To do | Would you write out each line of the material below exactly, skipping every picture?

Task data |
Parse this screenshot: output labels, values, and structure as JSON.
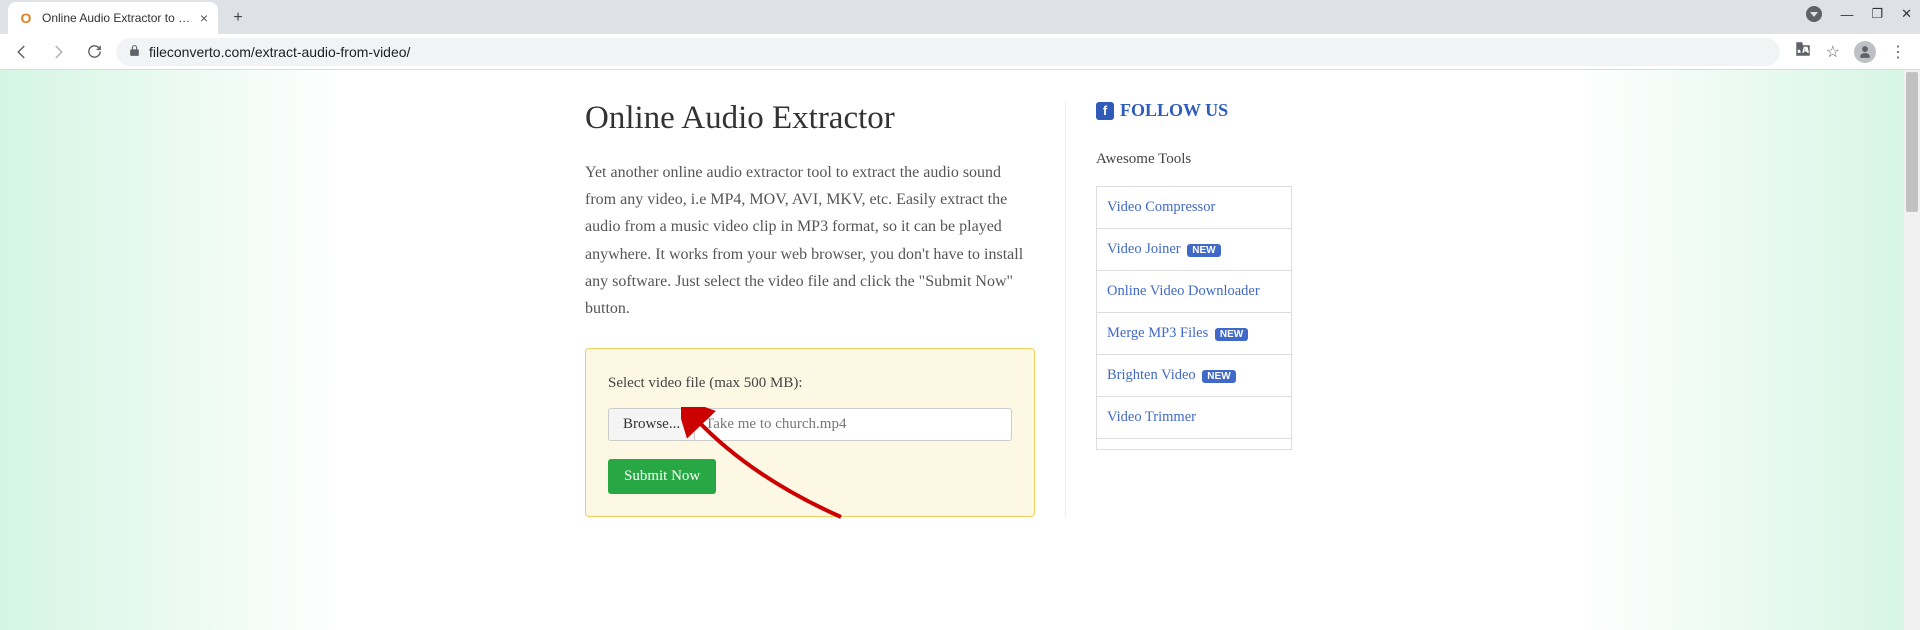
{
  "browser": {
    "tab_title": "Online Audio Extractor to Extr",
    "url": "fileconverto.com/extract-audio-from-video/"
  },
  "main": {
    "heading": "Online Audio Extractor",
    "description": "Yet another online audio extractor tool to extract the audio sound from any video, i.e MP4, MOV, AVI, MKV, etc. Easily extract the audio from a music video clip in MP3 format, so it can be played anywhere. It works from your web browser, you don't have to install any software. Just select the video file and click the \"Submit Now\" button.",
    "upload": {
      "label": "Select video file (max 500 MB):",
      "browse": "Browse...",
      "filename": "Take me to church.mp4",
      "submit": "Submit Now"
    }
  },
  "sidebar": {
    "follow": "FOLLOW US",
    "tools_heading": "Awesome Tools",
    "new_label": "NEW",
    "tools": [
      {
        "label": "Video Compressor",
        "new": false
      },
      {
        "label": "Video Joiner",
        "new": true
      },
      {
        "label": "Online Video Downloader",
        "new": false
      },
      {
        "label": "Merge MP3 Files",
        "new": true
      },
      {
        "label": "Brighten Video",
        "new": true
      },
      {
        "label": "Video Trimmer",
        "new": false
      }
    ]
  }
}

Result of the exercise |
Parse this screenshot: output labels, values, and structure as JSON.
{
  "browser": {
    "tab_title": "Online Audio Extractor to Extr",
    "url": "fileconverto.com/extract-audio-from-video/"
  },
  "main": {
    "heading": "Online Audio Extractor",
    "description": "Yet another online audio extractor tool to extract the audio sound from any video, i.e MP4, MOV, AVI, MKV, etc. Easily extract the audio from a music video clip in MP3 format, so it can be played anywhere. It works from your web browser, you don't have to install any software. Just select the video file and click the \"Submit Now\" button.",
    "upload": {
      "label": "Select video file (max 500 MB):",
      "browse": "Browse...",
      "filename": "Take me to church.mp4",
      "submit": "Submit Now"
    }
  },
  "sidebar": {
    "follow": "FOLLOW US",
    "tools_heading": "Awesome Tools",
    "new_label": "NEW",
    "tools": [
      {
        "label": "Video Compressor",
        "new": false
      },
      {
        "label": "Video Joiner",
        "new": true
      },
      {
        "label": "Online Video Downloader",
        "new": false
      },
      {
        "label": "Merge MP3 Files",
        "new": true
      },
      {
        "label": "Brighten Video",
        "new": true
      },
      {
        "label": "Video Trimmer",
        "new": false
      }
    ]
  }
}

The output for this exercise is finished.